These are just a few of the sobering findings from a study of ex-prisoners in the U.S. by myself and the Federal Reserve Board’s Nicholas Turner. Using unique administrative data, we find that the labor market struggles of ex-prisoners start well before their incarceration. Most grew up in deep poverty and many weren’t working—or were earning very little—before incarceration. A disproportionate share grew up in racially segregated neighborhoods where child poverty rates were high, most parents were unmarried, and few men were employed.

Our findings reinforce what other research has illustrated — that poverty, race, and incarceration are interconnected. By addressing the challenges facing children born into poverty, we could reduce incarceration rates and improve labor market outcomes. Given the strong relationship between childhood conditions and later incarceration, the best way to help ex-prisoners find good-paying jobs may be to turn our attention to the problems that start long before imprisonment.

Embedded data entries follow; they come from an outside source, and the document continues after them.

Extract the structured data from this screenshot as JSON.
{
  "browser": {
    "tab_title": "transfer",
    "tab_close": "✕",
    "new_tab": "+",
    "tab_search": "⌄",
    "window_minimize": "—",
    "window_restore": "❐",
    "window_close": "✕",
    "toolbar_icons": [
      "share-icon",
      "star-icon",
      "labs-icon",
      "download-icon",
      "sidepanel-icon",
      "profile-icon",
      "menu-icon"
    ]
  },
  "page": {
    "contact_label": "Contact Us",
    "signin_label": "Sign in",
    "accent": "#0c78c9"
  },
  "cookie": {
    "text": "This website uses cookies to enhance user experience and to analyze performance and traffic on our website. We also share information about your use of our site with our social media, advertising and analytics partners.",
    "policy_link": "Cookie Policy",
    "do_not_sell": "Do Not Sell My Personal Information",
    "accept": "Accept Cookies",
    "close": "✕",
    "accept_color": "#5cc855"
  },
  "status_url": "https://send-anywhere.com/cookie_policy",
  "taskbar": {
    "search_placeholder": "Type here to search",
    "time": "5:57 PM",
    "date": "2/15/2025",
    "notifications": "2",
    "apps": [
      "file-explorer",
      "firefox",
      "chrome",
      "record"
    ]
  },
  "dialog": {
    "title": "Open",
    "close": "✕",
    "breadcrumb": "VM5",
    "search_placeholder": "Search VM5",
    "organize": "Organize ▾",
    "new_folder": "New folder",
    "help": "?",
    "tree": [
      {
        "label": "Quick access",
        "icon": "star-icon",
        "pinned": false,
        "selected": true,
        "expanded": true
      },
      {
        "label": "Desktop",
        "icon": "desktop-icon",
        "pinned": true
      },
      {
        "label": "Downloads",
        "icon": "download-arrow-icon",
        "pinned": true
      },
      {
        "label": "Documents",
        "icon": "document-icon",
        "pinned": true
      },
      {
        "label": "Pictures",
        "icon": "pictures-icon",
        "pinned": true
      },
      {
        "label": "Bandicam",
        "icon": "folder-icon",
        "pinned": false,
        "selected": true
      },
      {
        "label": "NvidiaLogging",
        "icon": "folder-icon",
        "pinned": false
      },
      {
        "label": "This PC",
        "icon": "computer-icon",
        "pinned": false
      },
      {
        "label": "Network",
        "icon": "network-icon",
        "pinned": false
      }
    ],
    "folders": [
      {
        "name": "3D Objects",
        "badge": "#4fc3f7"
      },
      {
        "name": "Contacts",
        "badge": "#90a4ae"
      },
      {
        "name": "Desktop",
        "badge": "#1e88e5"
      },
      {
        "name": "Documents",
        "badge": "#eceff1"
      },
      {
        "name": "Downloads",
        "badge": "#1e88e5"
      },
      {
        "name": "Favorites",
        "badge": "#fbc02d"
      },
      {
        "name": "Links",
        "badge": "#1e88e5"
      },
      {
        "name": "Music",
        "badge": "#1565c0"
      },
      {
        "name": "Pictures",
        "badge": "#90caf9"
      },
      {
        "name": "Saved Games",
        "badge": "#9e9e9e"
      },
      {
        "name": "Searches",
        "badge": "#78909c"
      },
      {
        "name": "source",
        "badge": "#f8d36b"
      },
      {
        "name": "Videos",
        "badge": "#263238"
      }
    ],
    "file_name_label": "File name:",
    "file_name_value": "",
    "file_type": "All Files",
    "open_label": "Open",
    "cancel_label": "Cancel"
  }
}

This could include focused policies that invest in children, fight racial discrimination and geographically concentrated poverty, and reform the criminal justice system.

Read the full article about the facts surrounding incarceration and work by Adam Looney at Brookings.